With Deshaun Watson traded, clock ticking on GM Nick Caserio to turn Houston Texans around

HOUSTON -- The cloud hanging over the Houston Texans organization is gone.

On Friday, Texans general manager Nick Caserio traded quarterback Deshaun Watson to the Cleveland Browns for five draft picks, including three in the first round. They will also get a 2023 third-round pick and will swap a 2024 fourth for a 2024 fifth.

When Caserio was hired by the Texans in January 2021, he thought he was taking over a roster led by Watson, who had signed a four-year, $156 million contract extension less than six months prior. Instead, almost immediately, the quarterback requested a trade. The Texans did not plan to grant Watson's trade request until they realized the scope of his legal situation.

Between March 16 and April 14, 2021, 23 civil lawsuits were filed against Watson with allegations ranging from sexual assault to inappropriate behavior during massage sessions. Last week, a Harris County, Texas, grand jury declined to indict Watson on criminal charges, but there are still 22 active lawsuits, after one was dropped last year.

More than a year since the first lawsuit was filed, Watson is gone. Now Caserio must begin his rebuild of the Texans roster in earnest. The general manager’s first head coach hire -- David Culley -- lasted less than a year. Now, Caserio is on his second head coach in as many seasons -- Lovie Smith -- and no longer has Watson tying up the roster.

When team CEO and chairman Cal McNair hired Caserio, he committed to him long-term by giving him a six-year contract. Caserio is one year into that contract, but this trade gives him a timeline in which to succeed. The last first-round pick from the Browns will be in 2024. If the team has not shown significant improvement from where they are now -- with the increased draft capital -- this will define Caserio’s tenure as a general manager.

How good those picks are, of course, will also depend on how well Watson and the Browns play in the next three seasons. While the 2020 season showed that even a quarterback leading the league in passing yards cannot overcome a bad team -- the Texans went 4-12 and fired head coach/general manager Bill O’Brien after an 0-4 start -- Watson will have a direct effect on the draft capital Caserio has to work with.

In the same way the Texans counted on the two first-round picks they traded to the Miami Dolphins for Laremy Tunsil being selections in the middle or end of the first round, the Browns hope Watson elevates their team to make this a good value. With Tunsil, it worked out 50/50 in that only one pick had significant value for Miami. The Dolphins had the No. 26 pick in 2020 and the No. 3 pick in 2021.

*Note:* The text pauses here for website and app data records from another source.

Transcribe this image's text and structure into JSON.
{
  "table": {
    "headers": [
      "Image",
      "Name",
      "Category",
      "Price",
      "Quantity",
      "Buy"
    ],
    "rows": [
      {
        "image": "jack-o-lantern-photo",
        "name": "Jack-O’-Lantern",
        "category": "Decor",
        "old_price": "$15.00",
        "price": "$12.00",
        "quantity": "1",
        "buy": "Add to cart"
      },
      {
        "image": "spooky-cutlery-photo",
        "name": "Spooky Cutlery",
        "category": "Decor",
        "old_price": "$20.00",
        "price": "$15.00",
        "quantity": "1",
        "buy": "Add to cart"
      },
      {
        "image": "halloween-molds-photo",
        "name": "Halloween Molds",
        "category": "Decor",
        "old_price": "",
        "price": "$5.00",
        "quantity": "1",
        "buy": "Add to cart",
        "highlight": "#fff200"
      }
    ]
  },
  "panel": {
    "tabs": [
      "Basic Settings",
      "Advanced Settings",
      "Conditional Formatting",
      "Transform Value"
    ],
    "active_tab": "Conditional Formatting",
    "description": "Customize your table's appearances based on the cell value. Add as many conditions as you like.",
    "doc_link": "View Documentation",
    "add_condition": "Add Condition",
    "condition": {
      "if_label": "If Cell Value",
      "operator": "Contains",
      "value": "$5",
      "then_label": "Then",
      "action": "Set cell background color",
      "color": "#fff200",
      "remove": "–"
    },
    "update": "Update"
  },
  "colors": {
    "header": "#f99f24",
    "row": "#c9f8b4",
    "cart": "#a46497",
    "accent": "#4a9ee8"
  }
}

Now the Texans are scheduled to have six first-round picks in the next three drafts, including Nos. 3 and 13 overall next month. If that holds, Houston will have more picks (two) in the first round this year than they have had in the last four drafts combined (one).

The Texans are also moving on from a quarterback who counted $15.9 million against the cap last season while not practicing with the team or playing in a game. While the Texans could make another move at quarterback before the start of the season, it seems most likely the Texans will build around second-year quarterback Davis Mills.

Mills was Caserio’s first pick a year ago, and after he struggled to start, he played well enough at the end of the season to give the Texans confidence. In 13 games, including 11 starts, Mills completed 66.88% of his passes for 2,664 yards with 16 touchdowns and 10 interceptions. Whether he’s the answer in the long haul under center remains to be seen.

That will be the story of the Texans in 2022, whether Mills can be a reliable quarterback for the foreseeable future. Houston’s roster is void of noteworthy talent all over the field, but quarterback will be the most important position to get right.

The Texans with Mills could continue to struggle, and it wouldn't be surprising if Caserio and McNair understand that. The question becomes how many down seasons the owner deems acceptable before there’s significant on-field improvement.

This trade, for the first time, gives Caserio and the Texans a timeline. The clock is ticking on improvement.